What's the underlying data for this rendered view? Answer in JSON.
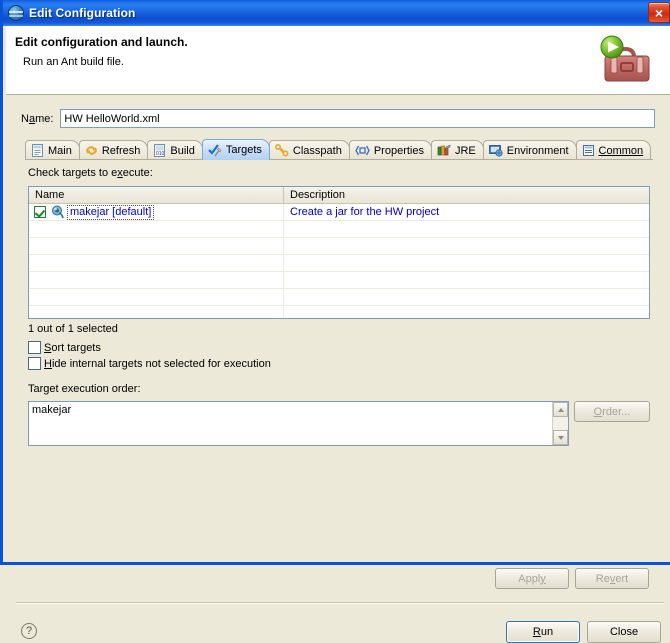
{
  "window": {
    "title": "Edit Configuration",
    "title_icon": "eclipse-globe-icon",
    "close_label": "×"
  },
  "banner": {
    "heading": "Edit configuration and launch.",
    "subtext": "Run an Ant build file.",
    "icon": "ant-toolbox-launch-icon"
  },
  "name_field": {
    "label_pre": "N",
    "label_accel": "a",
    "label_post": "me:",
    "value": "HW HelloWorld.xml",
    "placeholder": ""
  },
  "tabs": [
    {
      "label": "Main",
      "icon": "main-document-icon",
      "active": false
    },
    {
      "label": "Refresh",
      "icon": "refresh-arrows-icon",
      "active": false
    },
    {
      "label": "Build",
      "icon": "build-binary-icon",
      "active": false
    },
    {
      "label": "Targets",
      "icon": "targets-checkmark-icon",
      "active": true
    },
    {
      "label": "Classpath",
      "icon": "classpath-keys-icon",
      "active": false
    },
    {
      "label": "Properties",
      "icon": "properties-brackets-icon",
      "active": false
    },
    {
      "label": "JRE",
      "icon": "jre-books-icon",
      "active": false
    },
    {
      "label": "Environment",
      "icon": "environment-monitor-icon",
      "active": false
    },
    {
      "label": "Common",
      "icon": "common-list-icon",
      "active": false
    }
  ],
  "targets_panel": {
    "instruction_pre": "Check targets to e",
    "instruction_accel": "x",
    "instruction_post": "ecute:",
    "columns": [
      "Name",
      "Description"
    ],
    "rows": [
      {
        "checked": true,
        "icon": "ant-target-icon",
        "name": "makejar [default]",
        "description": "Create a jar for the HW project",
        "selected": true
      }
    ],
    "empty_row_count": 6,
    "selection_summary": "1 out of 1 selected",
    "sort_targets": {
      "checked": false,
      "label_accel": "S",
      "label_post": "ort targets"
    },
    "hide_internal": {
      "checked": false,
      "label_accel": "H",
      "label_post": "ide internal targets not selected for execution"
    },
    "execution_order_label": "Target execution order:",
    "execution_order_value": "makejar",
    "order_button": {
      "label_accel": "O",
      "label_post": "rder...",
      "enabled": false
    }
  },
  "footer": {
    "apply": {
      "label_pre": "Appl",
      "label_accel": "y",
      "label_post": "",
      "enabled": false
    },
    "revert": {
      "label_pre": "Re",
      "label_accel": "v",
      "label_post": "ert",
      "enabled": false
    },
    "help_icon": "help-question-icon",
    "run": {
      "label_pre": "",
      "label_accel": "R",
      "label_post": "un",
      "enabled": true,
      "default": true
    },
    "close": {
      "label_pre": "",
      "label_accel": "",
      "label_post": "Close",
      "enabled": true
    }
  },
  "colors": {
    "titlebar_blue": "#1966e2",
    "dialog_face": "#ece9d8",
    "field_border": "#7f9db9",
    "link_text": "#0000c8",
    "active_tab": "#c6ddf5",
    "close_red": "#cc2a10"
  }
}
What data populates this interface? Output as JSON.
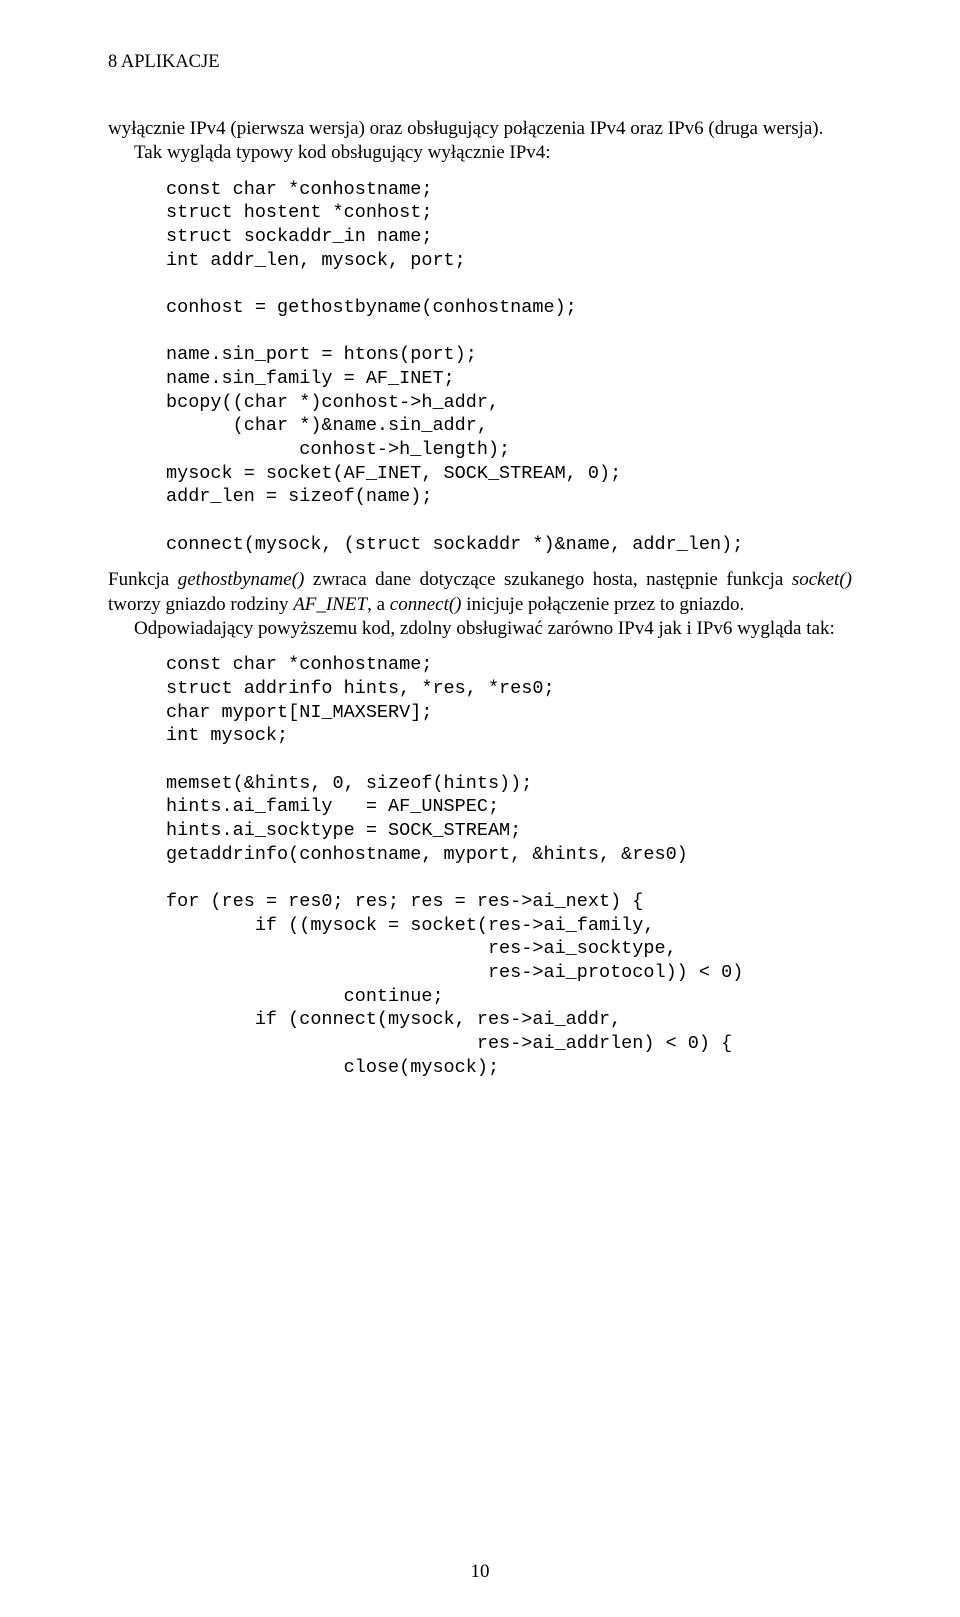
{
  "header": {
    "running_head": "8  APLIKACJE"
  },
  "para1": {
    "t1": "wyłącznie IPv4 (pierwsza wersja) oraz obsługujący połączenia IPv4 oraz IPv6 (druga wersja).",
    "t2": "Tak wygląda typowy kod obsługujący wyłącznie IPv4:"
  },
  "code1": "const char *conhostname;\nstruct hostent *conhost;\nstruct sockaddr_in name;\nint addr_len, mysock, port;\n\nconhost = gethostbyname(conhostname);\n\nname.sin_port = htons(port);\nname.sin_family = AF_INET;\nbcopy((char *)conhost->h_addr,\n      (char *)&name.sin_addr,\n            conhost->h_length);\nmysock = socket(AF_INET, SOCK_STREAM, 0);\naddr_len = sizeof(name);\n\nconnect(mysock, (struct sockaddr *)&name, addr_len);",
  "para2": {
    "seg1": "Funkcja ",
    "seg2_i": "gethostbyname()",
    "seg3": " zwraca dane dotyczące szukanego hosta, następnie funkcja ",
    "seg4_i": "socket()",
    "seg5": " tworzy gniazdo rodziny ",
    "seg6_i": "AF_INET",
    "seg7": ", a ",
    "seg8_i": "connect()",
    "seg9": " inicjuje połączenie przez to gniazdo."
  },
  "para3": "Odpowiadający powyższemu kod, zdolny obsługiwać zarówno IPv4 jak i IPv6 wygląda tak:",
  "code2": "const char *conhostname;\nstruct addrinfo hints, *res, *res0;\nchar myport[NI_MAXSERV];\nint mysock;\n\nmemset(&hints, 0, sizeof(hints));\nhints.ai_family   = AF_UNSPEC;\nhints.ai_socktype = SOCK_STREAM;\ngetaddrinfo(conhostname, myport, &hints, &res0)\n\nfor (res = res0; res; res = res->ai_next) {\n        if ((mysock = socket(res->ai_family,\n                             res->ai_socktype,\n                             res->ai_protocol)) < 0)\n                continue;\n        if (connect(mysock, res->ai_addr,\n                            res->ai_addrlen) < 0) {\n                close(mysock);",
  "page_number": "10"
}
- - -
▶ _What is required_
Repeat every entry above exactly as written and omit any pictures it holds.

▶ _Completed exercise_
What's the underlying data for this rendered view? Answer in JSON.
{
  "window": {
    "title": "Edit Configuration",
    "title_icon": "eclipse-globe-icon",
    "close_label": "×"
  },
  "banner": {
    "heading": "Edit configuration and launch.",
    "subtext": "Run an Ant build file.",
    "icon": "ant-toolbox-launch-icon"
  },
  "name_field": {
    "label_pre": "N",
    "label_accel": "a",
    "label_post": "me:",
    "value": "HW HelloWorld.xml",
    "placeholder": ""
  },
  "tabs": [
    {
      "label": "Main",
      "icon": "main-document-icon",
      "active": false
    },
    {
      "label": "Refresh",
      "icon": "refresh-arrows-icon",
      "active": false
    },
    {
      "label": "Build",
      "icon": "build-binary-icon",
      "active": false
    },
    {
      "label": "Targets",
      "icon": "targets-checkmark-icon",
      "active": true
    },
    {
      "label": "Classpath",
      "icon": "classpath-keys-icon",
      "active": false
    },
    {
      "label": "Properties",
      "icon": "properties-brackets-icon",
      "active": false
    },
    {
      "label": "JRE",
      "icon": "jre-books-icon",
      "active": false
    },
    {
      "label": "Environment",
      "icon": "environment-monitor-icon",
      "active": false
    },
    {
      "label": "Common",
      "icon": "common-list-icon",
      "active": false
    }
  ],
  "targets_panel": {
    "instruction_pre": "Check targets to e",
    "instruction_accel": "x",
    "instruction_post": "ecute:",
    "columns": [
      "Name",
      "Description"
    ],
    "rows": [
      {
        "checked": true,
        "icon": "ant-target-icon",
        "name": "makejar [default]",
        "description": "Create a jar for the HW project",
        "selected": true
      }
    ],
    "empty_row_count": 6,
    "selection_summary": "1 out of 1 selected",
    "sort_targets": {
      "checked": false,
      "label_accel": "S",
      "label_post": "ort targets"
    },
    "hide_internal": {
      "checked": false,
      "label_accel": "H",
      "label_post": "ide internal targets not selected for execution"
    },
    "execution_order_label": "Target execution order:",
    "execution_order_value": "makejar",
    "order_button": {
      "label_accel": "O",
      "label_post": "rder...",
      "enabled": false
    }
  },
  "footer": {
    "apply": {
      "label_pre": "Appl",
      "label_accel": "y",
      "label_post": "",
      "enabled": false
    },
    "revert": {
      "label_pre": "Re",
      "label_accel": "v",
      "label_post": "ert",
      "enabled": false
    },
    "help_icon": "help-question-icon",
    "run": {
      "label_pre": "",
      "label_accel": "R",
      "label_post": "un",
      "enabled": true,
      "default": true
    },
    "close": {
      "label_pre": "",
      "label_accel": "",
      "label_post": "Close",
      "enabled": true
    }
  },
  "colors": {
    "titlebar_blue": "#1966e2",
    "dialog_face": "#ece9d8",
    "field_border": "#7f9db9",
    "link_text": "#0000c8",
    "active_tab": "#c6ddf5",
    "close_red": "#cc2a10"
  }
}
What data populates this interface? Output as JSON.
{
  "header": {
    "running_head": "8  APLIKACJE"
  },
  "para1": {
    "t1": "wyłącznie IPv4 (pierwsza wersja) oraz obsługujący połączenia IPv4 oraz IPv6 (druga wersja).",
    "t2": "Tak wygląda typowy kod obsługujący wyłącznie IPv4:"
  },
  "code1": "const char *conhostname;\nstruct hostent *conhost;\nstruct sockaddr_in name;\nint addr_len, mysock, port;\n\nconhost = gethostbyname(conhostname);\n\nname.sin_port = htons(port);\nname.sin_family = AF_INET;\nbcopy((char *)conhost->h_addr,\n      (char *)&name.sin_addr,\n            conhost->h_length);\nmysock = socket(AF_INET, SOCK_STREAM, 0);\naddr_len = sizeof(name);\n\nconnect(mysock, (struct sockaddr *)&name, addr_len);",
  "para2": {
    "seg1": "Funkcja ",
    "seg2_i": "gethostbyname()",
    "seg3": " zwraca dane dotyczące szukanego hosta, następnie funkcja ",
    "seg4_i": "socket()",
    "seg5": " tworzy gniazdo rodziny ",
    "seg6_i": "AF_INET",
    "seg7": ", a ",
    "seg8_i": "connect()",
    "seg9": " inicjuje połączenie przez to gniazdo."
  },
  "para3": "Odpowiadający powyższemu kod, zdolny obsługiwać zarówno IPv4 jak i IPv6 wygląda tak:",
  "code2": "const char *conhostname;\nstruct addrinfo hints, *res, *res0;\nchar myport[NI_MAXSERV];\nint mysock;\n\nmemset(&hints, 0, sizeof(hints));\nhints.ai_family   = AF_UNSPEC;\nhints.ai_socktype = SOCK_STREAM;\ngetaddrinfo(conhostname, myport, &hints, &res0)\n\nfor (res = res0; res; res = res->ai_next) {\n        if ((mysock = socket(res->ai_family,\n                             res->ai_socktype,\n                             res->ai_protocol)) < 0)\n                continue;\n        if (connect(mysock, res->ai_addr,\n                            res->ai_addrlen) < 0) {\n                close(mysock);",
  "page_number": "10"
}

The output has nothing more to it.